Where the historian’s long-held dedication to a Marxist viewpoint initially found form in a conviction that bourgeois capitalism would give way to socialism. “The fact that this failed to happen, and that bourgeo is society—at least some of its essential aspects—survived, to be confronted by challenges from a new and unexpected set of socio-economic forces,” Morgan explains, “appears to have led Hobsbawm to a new conclusion: that since this society ought to have disappeared, its cultural tastes and usages, although apparently surviving, must in reality be mere posthumous mirages, doomed in time to vanish.”Here, in his final work, Morgan says the author sees a potential final severing coming from three sources:“first, ‘the twentieth-century revolution in science and technology, which transformed old ways of earning a living before destroying them’; second, ‘the consumer society generated by the explosion in the potential of the Western economies’; and third, ‘the decisive entry of the masses on the political scene as customers as well as voters’ - an innovation that means that ‘with the democratization of power, power increasingly became public theatre’.”
By no means does that mean all is well and done though. For Hobsbawm, “this amounts to an apocalyptic array of challenges, and indeed we do appear to have entered a society in which ‘a techno-industrialized economy has drenched our lives in universal, constant and omnipresent experiences of information and cultural production - of sound, image, word, memory and symbols’.”In this information-and-representation-saturated environment, “the traditional individual appreciation of ‘art’ gives way to what the sociologist David Riesman described more than 60 years ago as the ‘other-directed’ conformism of a ‘lonely crowd’. In Hobsbawm’s view, it means that “the arts” lose the privileged status they had enjoyed in the old bourgeois society, ‘their function as measures of good and bad, as carriers of value: of truth, beauty and catharsis’,” Morgan concludes.
The Chinese version appeared in Chinese Social Sciences Today, No. 439, Apr. 15, 2o13

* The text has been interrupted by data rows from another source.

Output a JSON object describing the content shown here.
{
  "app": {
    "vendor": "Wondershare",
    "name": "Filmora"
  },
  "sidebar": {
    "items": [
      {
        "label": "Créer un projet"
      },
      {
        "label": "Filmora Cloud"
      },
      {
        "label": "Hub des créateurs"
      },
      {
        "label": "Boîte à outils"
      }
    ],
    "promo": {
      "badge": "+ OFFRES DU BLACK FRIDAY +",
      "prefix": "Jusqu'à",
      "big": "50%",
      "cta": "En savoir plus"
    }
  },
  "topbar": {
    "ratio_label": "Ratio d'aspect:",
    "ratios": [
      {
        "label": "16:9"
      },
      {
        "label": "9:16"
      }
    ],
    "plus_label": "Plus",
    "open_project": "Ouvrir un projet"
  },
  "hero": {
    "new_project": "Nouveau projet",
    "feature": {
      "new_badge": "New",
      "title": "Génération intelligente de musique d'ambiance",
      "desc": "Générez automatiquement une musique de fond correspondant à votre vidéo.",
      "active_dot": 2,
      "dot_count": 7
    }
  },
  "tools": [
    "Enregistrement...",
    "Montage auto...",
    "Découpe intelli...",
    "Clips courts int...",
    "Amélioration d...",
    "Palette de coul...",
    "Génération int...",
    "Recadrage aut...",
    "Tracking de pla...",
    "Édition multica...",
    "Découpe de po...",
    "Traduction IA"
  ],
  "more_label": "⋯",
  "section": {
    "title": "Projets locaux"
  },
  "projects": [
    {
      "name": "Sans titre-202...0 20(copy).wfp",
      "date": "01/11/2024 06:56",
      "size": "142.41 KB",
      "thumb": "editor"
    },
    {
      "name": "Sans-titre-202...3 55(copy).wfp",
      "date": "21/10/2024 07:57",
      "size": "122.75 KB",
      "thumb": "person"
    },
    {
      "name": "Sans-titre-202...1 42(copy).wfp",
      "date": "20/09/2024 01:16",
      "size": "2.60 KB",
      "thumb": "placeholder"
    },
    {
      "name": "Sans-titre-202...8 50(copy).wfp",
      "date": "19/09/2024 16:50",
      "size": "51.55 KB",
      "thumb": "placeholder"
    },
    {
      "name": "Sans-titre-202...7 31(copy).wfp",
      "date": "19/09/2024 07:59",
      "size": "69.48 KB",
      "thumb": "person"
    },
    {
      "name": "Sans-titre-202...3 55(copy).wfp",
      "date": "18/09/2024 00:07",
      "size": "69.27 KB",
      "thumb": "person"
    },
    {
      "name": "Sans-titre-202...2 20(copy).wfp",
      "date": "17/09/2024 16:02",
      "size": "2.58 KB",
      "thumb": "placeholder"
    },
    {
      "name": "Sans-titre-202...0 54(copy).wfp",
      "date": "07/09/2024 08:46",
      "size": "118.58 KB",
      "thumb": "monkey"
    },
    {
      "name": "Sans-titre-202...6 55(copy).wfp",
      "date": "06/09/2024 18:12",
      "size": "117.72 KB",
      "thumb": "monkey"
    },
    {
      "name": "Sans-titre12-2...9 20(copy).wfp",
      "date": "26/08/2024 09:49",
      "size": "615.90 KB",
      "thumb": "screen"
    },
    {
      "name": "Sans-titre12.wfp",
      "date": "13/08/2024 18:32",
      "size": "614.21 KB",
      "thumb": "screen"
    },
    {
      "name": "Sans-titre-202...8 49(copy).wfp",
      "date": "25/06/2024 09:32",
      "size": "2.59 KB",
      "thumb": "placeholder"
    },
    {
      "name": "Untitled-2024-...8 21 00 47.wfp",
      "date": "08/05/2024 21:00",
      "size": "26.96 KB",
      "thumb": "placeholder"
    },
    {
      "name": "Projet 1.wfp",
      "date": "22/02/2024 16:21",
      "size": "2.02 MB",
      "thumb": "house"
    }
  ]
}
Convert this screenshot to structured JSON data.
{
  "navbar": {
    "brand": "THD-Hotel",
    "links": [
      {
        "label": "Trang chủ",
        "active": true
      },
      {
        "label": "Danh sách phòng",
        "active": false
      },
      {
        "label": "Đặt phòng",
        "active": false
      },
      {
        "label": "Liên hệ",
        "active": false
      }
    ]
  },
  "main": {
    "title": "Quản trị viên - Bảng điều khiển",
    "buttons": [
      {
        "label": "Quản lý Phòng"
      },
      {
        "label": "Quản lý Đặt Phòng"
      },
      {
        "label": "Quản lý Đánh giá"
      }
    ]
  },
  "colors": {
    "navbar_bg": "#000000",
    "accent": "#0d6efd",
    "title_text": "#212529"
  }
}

                                                                                                                                     Edited by Zhang Mengying